“As a class, the freshmen had the right mindset,” Chenoweth said. “They were prepared for the distance and worked really hard in the competition...It’s been kind of cool to see the freshmen come along and see the power that their class has.”

On the women’s side, juniors Nicole Cochran and Jeanne Mack led Harvard with strong performances on the 6K course, overcoming personal setbacks to cross the finish line at 21:29.6 and 21:30.6—good for 53rd and 54th place, respectively—out of 247 runners.

“I was really pleased with our top two women runners,” Saretsky said. “Neither [Cochran nor Mack] were 100 percent and were pretty banged up this week.
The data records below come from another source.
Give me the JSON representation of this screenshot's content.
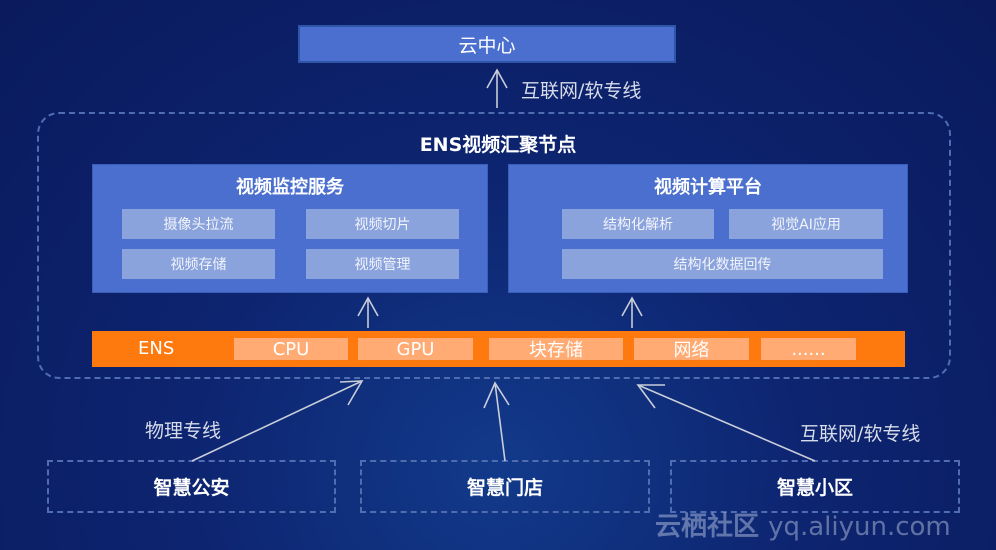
{
  "cloud_center": {
    "label": "云中心"
  },
  "top_link_label": "互联网/软专线",
  "ens_node": {
    "title": "ENS视频汇聚节点",
    "video_monitoring": {
      "title": "视频监控服务",
      "items": [
        "摄像头拉流",
        "视频切片",
        "视频存储",
        "视频管理"
      ]
    },
    "video_compute": {
      "title": "视频计算平台",
      "items": [
        "结构化解析",
        "视觉AI应用",
        "结构化数据回传"
      ]
    },
    "resource_bar": {
      "label": "ENS",
      "items": [
        "CPU",
        "GPU",
        "块存储",
        "网络",
        "......"
      ]
    }
  },
  "left_link_label": "物理专线",
  "right_link_label": "互联网/软专线",
  "sites": [
    "智慧公安",
    "智慧门店",
    "智慧小区"
  ],
  "watermark": {
    "cn": "云栖社区",
    "url": "yq.aliyun.com"
  },
  "colors": {
    "panel": "#4a6fce",
    "chip": "#8aa3dd",
    "bar": "#ff7a0e",
    "bar_item": "#ffab73",
    "background": "#0a1a5c"
  }
}
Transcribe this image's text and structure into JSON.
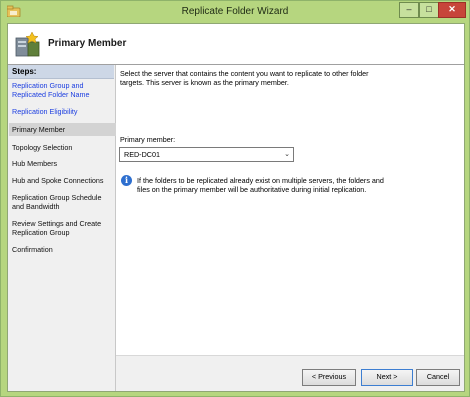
{
  "window": {
    "title": "Replicate Folder Wizard",
    "minimize_icon": "minimize-icon",
    "maximize_icon": "maximize-icon",
    "close_icon": "close-icon"
  },
  "header": {
    "title": "Primary Member"
  },
  "steps": {
    "heading": "Steps:",
    "items": [
      {
        "label": "Replication Group and Replicated Folder Name",
        "state": "link"
      },
      {
        "label": "Replication Eligibility",
        "state": "link"
      },
      {
        "label": "Primary Member",
        "state": "current"
      },
      {
        "label": "Topology Selection",
        "state": "plain"
      },
      {
        "label": "Hub Members",
        "state": "plain"
      },
      {
        "label": "Hub and Spoke Connections",
        "state": "plain"
      },
      {
        "label": "Replication Group Schedule and Bandwidth",
        "state": "plain"
      },
      {
        "label": "Review Settings and Create Replication Group",
        "state": "plain"
      },
      {
        "label": "Confirmation",
        "state": "plain"
      }
    ]
  },
  "main": {
    "description": "Select the server that contains the content you want to replicate to other folder targets. This server is known as the primary member.",
    "primary_member_label": "Primary member:",
    "primary_member_value": "RED-DC01",
    "info_text": "If the folders to be replicated already exist on multiple servers, the folders and files on the primary member will be authoritative during initial replication."
  },
  "buttons": {
    "previous": "< Previous",
    "next": "Next >",
    "cancel": "Cancel"
  },
  "colors": {
    "frame": "#b6d67f",
    "link": "#1c3ee0",
    "info": "#2e6fcf",
    "close": "#c7453a"
  }
}
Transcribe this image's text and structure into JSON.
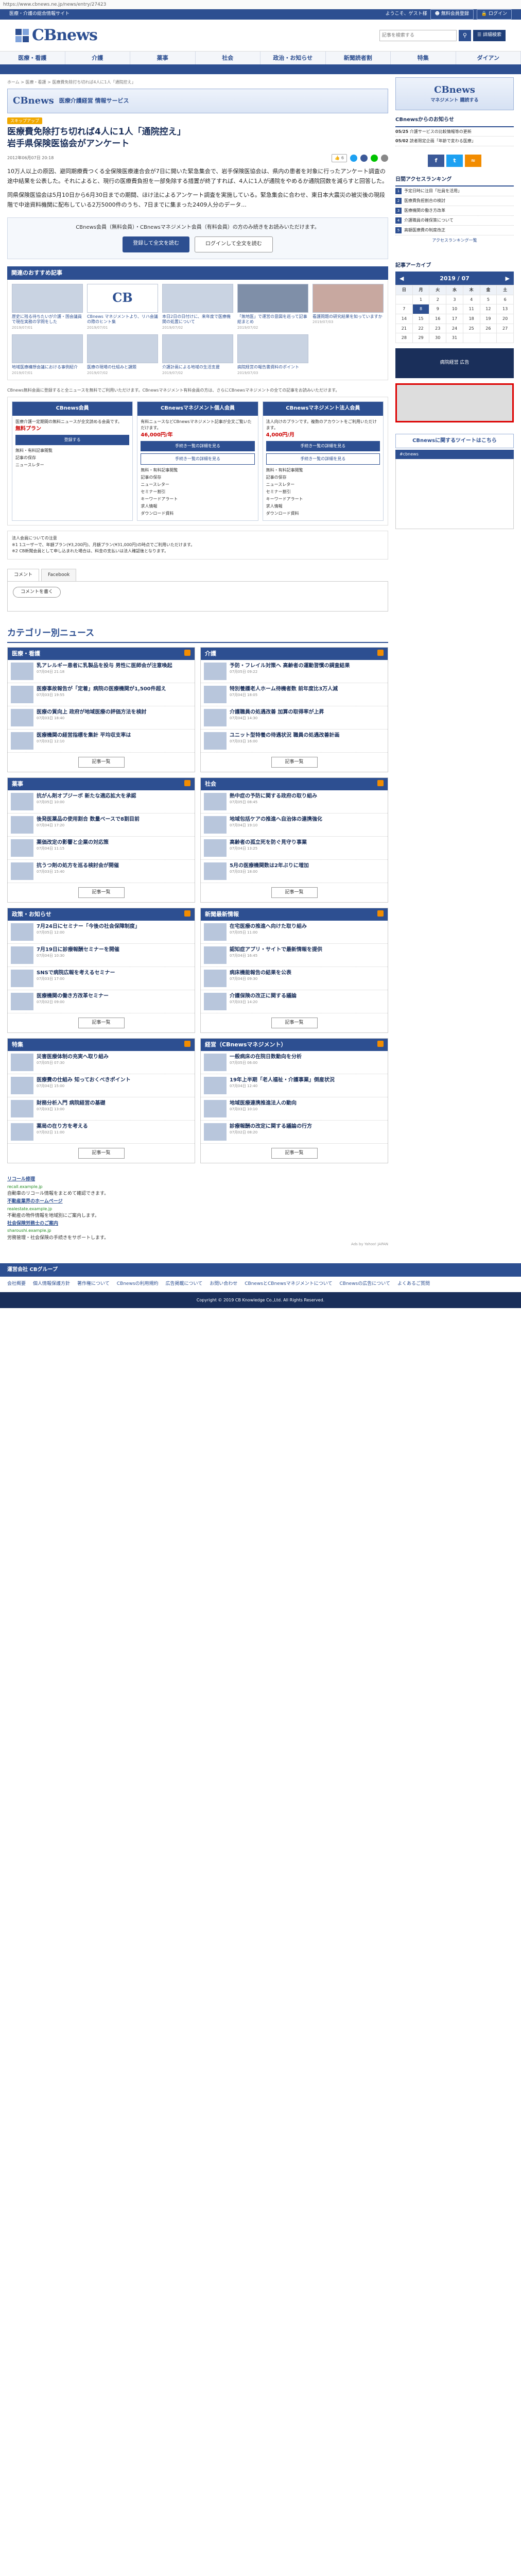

I was really proud of their ability to put themselves out there to do as well as they could to help the team.”

Ives finished six seconds behind Mack for 61st place and was followed by freshman Kristina Funahashi, juniors Kailyn Kuzmuk and Kirsten Jorgensen, and senior Thea Lee.

Ultimately the veteran squad was unable to overcome the pressure and the recent injuries to several members of its roster.

“We are at peak fitness but are compromised by injury right now, and we had some lofty goals that were riding pretty heavily on our minds,” Ives said. “It was definitely our hope to advance to Nationals, but things would have needed to go perfectly for everyone, and things didn’t go perfectly for anyone.”

And given the good showing within the field of competition, both the men’s and women’s squads hope these will be results they can build upon in the future. While depth is important, this race showed that responding to the challenges that the sport presents is a key to future success.

“You try to contain injury as much as you can, but sometimes you just get unlucky,” Chenoweth said. “It’s part of the sport. You just need to learn how to deal with those things and come back from them.”

“The sport is unpredictable,” Ives said. “You definitely have to be ready for anything.”

—Staff writer Stephanie E. Herwatt can be reached at